Dataset rows describing interfaces:
::::::

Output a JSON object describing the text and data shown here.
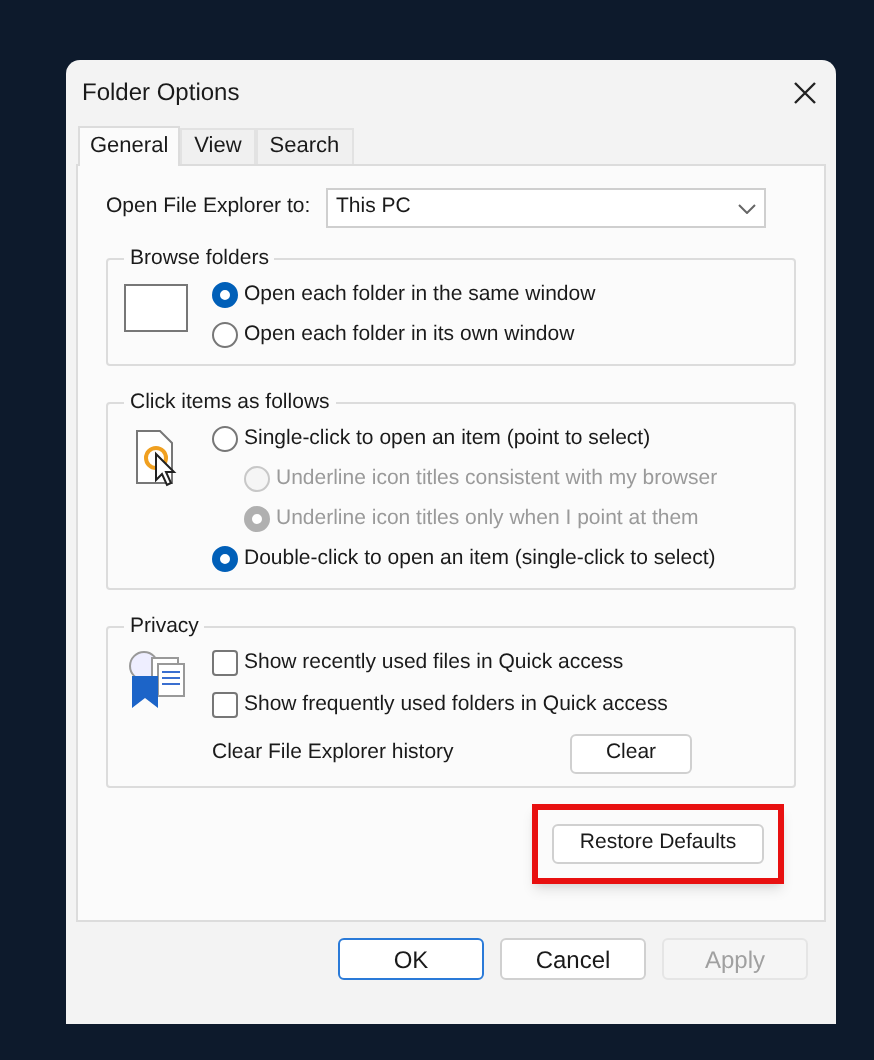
{
  "window": {
    "title": "Folder Options"
  },
  "tabs": [
    {
      "label": "General",
      "selected": true
    },
    {
      "label": "View",
      "selected": false
    },
    {
      "label": "Search",
      "selected": false
    }
  ],
  "open_explorer": {
    "label": "Open File Explorer to:",
    "value": "This PC"
  },
  "groups": [
    {
      "title": "Browse folders",
      "options": [
        {
          "kind": "radio",
          "label": "Open each folder in the same window",
          "selected": true,
          "disabled": false
        },
        {
          "kind": "radio",
          "label": "Open each folder in its own window",
          "selected": false,
          "disabled": false
        }
      ]
    },
    {
      "title": "Click items as follows",
      "options": [
        {
          "kind": "radio",
          "label": "Single-click to open an item (point to select)",
          "selected": false,
          "disabled": false,
          "children": [
            {
              "kind": "radio",
              "label": "Underline icon titles consistent with my browser",
              "selected": false,
              "disabled": true
            },
            {
              "kind": "radio",
              "label": "Underline icon titles only when I point at them",
              "selected": true,
              "disabled": true
            }
          ]
        },
        {
          "kind": "radio",
          "label": "Double-click to open an item (single-click to select)",
          "selected": true,
          "disabled": false
        }
      ]
    },
    {
      "title": "Privacy",
      "options": [
        {
          "kind": "checkbox",
          "label": "Show recently used files in Quick access",
          "checked": false
        },
        {
          "kind": "checkbox",
          "label": "Show frequently used folders in Quick access",
          "checked": false
        }
      ],
      "action": {
        "label": "Clear File Explorer history",
        "button": "Clear"
      }
    }
  ],
  "restore_button": {
    "label": "Restore Defaults",
    "highlighted": true
  },
  "buttons": [
    {
      "label": "OK",
      "default": true,
      "disabled": false
    },
    {
      "label": "Cancel",
      "default": false,
      "disabled": false
    },
    {
      "label": "Apply",
      "default": false,
      "disabled": true
    }
  ]
}
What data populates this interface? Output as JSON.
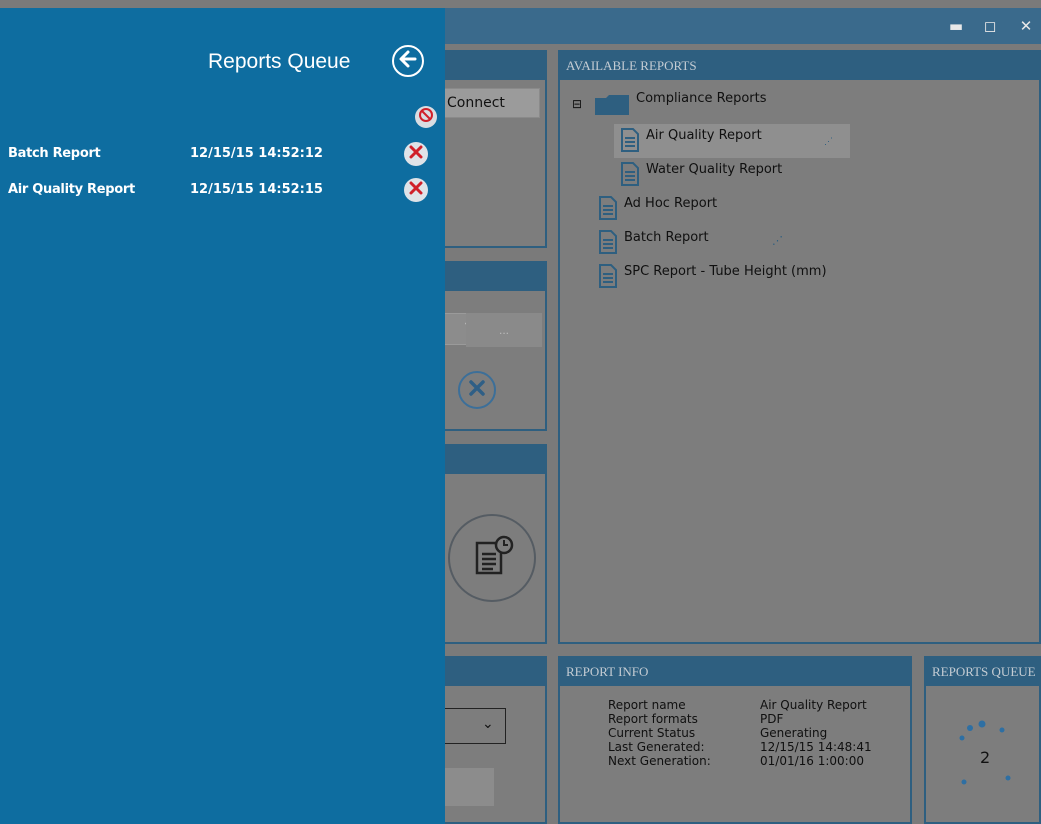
{
  "window": {
    "minimize_glyph": "▬",
    "maximize_glyph": "◻",
    "close_glyph": "✕"
  },
  "background": {
    "connect_button_label": "Connect",
    "ellipsis_button_label": "...",
    "available_reports": {
      "header": "AVAILABLE REPORTS",
      "tree": {
        "expand_glyph": "⊟",
        "folder_label": "Compliance Reports",
        "folder_children": [
          "Air Quality Report",
          "Water Quality Report"
        ],
        "items": [
          "Ad Hoc Report",
          "Batch Report",
          "SPC Report - Tube Height (mm)"
        ],
        "selected": "Air Quality Report"
      }
    },
    "report_info": {
      "header": "REPORT INFO",
      "rows": [
        {
          "label": "Report name",
          "value": "Air Quality Report"
        },
        {
          "label": "Report formats",
          "value": "PDF"
        },
        {
          "label": "Current Status",
          "value": "Generating"
        },
        {
          "label": "Last Generated:",
          "value": "12/15/15 14:48:41"
        },
        {
          "label": "Next Generation:",
          "value": "01/01/16 1:00:00"
        }
      ]
    },
    "reports_queue_panel": {
      "header": "REPORTS QUEUE",
      "count": "2"
    }
  },
  "flyout": {
    "title": "Reports Queue",
    "items": [
      {
        "name": "Batch Report",
        "time": "12/15/15 14:52:12"
      },
      {
        "name": "Air Quality Report",
        "time": "12/15/15 14:52:15"
      }
    ]
  },
  "colors": {
    "flyout_bg": "#0e6da0",
    "panel_header": "#2e5f80",
    "dim_bg": "#7a7a7a",
    "remove_x": "#d0202a"
  }
}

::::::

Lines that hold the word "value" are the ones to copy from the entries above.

    "value": "This PC"
          "value": "Air Quality Report"
          "value": "PDF"
          "value": "Generating"
          "value": "12/15/15 14:48:41"
          "value": "01/01/16 1:00:00"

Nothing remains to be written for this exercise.